lumbini (1)

Lumbini Development Trust (LDT) has invited tourists to visit Lumbini saying that monuments in the UNESCO World Heritage site have not suffered any damage due to the earthquake of April 25.
Issuing a press statement, LDT — the agency that oversees development and promotion of Lumbini — said Lumbini is safe to visit. “Domestic and foreign tourists can visit Lumbini without any fear,” LDT said in a statement.
lumbini_garden_nepal

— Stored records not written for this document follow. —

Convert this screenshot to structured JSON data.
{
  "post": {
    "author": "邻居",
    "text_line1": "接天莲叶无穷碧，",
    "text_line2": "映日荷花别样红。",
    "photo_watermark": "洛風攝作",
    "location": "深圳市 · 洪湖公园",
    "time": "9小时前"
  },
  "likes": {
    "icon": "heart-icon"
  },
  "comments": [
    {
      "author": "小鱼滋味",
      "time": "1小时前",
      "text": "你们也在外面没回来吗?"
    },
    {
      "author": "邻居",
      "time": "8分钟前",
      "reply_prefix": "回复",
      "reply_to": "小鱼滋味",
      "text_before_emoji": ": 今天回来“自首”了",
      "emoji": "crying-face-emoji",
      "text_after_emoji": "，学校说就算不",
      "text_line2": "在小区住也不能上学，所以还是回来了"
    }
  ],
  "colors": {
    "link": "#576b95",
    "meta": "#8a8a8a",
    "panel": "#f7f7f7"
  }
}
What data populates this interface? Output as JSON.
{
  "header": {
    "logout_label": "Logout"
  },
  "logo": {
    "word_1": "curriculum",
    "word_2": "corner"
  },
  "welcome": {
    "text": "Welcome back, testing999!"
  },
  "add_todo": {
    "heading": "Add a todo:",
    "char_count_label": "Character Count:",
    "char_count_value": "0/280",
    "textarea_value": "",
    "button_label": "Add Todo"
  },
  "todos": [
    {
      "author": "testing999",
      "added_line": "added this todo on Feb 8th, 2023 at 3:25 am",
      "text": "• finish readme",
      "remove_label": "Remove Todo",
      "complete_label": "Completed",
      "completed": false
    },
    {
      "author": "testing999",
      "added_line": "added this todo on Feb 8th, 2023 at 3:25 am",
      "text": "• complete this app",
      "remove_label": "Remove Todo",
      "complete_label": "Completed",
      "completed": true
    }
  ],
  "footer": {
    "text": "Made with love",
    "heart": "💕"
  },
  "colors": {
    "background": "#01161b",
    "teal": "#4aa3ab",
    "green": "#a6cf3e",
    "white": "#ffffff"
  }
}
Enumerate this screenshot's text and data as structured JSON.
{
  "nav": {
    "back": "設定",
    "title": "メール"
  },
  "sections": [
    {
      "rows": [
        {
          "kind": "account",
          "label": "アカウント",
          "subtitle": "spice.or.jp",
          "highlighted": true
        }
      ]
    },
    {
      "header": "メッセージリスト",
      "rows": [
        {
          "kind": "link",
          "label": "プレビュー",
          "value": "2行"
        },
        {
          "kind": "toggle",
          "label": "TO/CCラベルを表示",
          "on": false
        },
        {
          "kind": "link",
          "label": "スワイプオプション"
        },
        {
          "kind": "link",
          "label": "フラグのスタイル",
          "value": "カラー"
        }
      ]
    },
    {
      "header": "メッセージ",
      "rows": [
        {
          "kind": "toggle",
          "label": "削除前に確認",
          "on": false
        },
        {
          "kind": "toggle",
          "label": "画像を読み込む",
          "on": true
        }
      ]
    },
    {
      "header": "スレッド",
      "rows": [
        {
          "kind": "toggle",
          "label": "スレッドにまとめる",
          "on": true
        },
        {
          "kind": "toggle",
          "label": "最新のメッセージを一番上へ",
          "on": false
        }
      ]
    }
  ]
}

Ajit Man Tamang, member secretary of LDT, said in the statement said that all temples and historical monuments in Lumbini are safe. “Sites connected to Lord Buddha’s life like his home town , Sacred Garden Kapilvastu, historical Kapilvastu Durbar Area in Tilaurakot, Buddha’s maternal uncle’s house in Devdaha, birthplace of Krukachanda Buddha in Gotihawa, and birthplace of Kanakmuni Buddha in Niglihawa have not suffered any damage,” the statement added.

Source: MyRepublica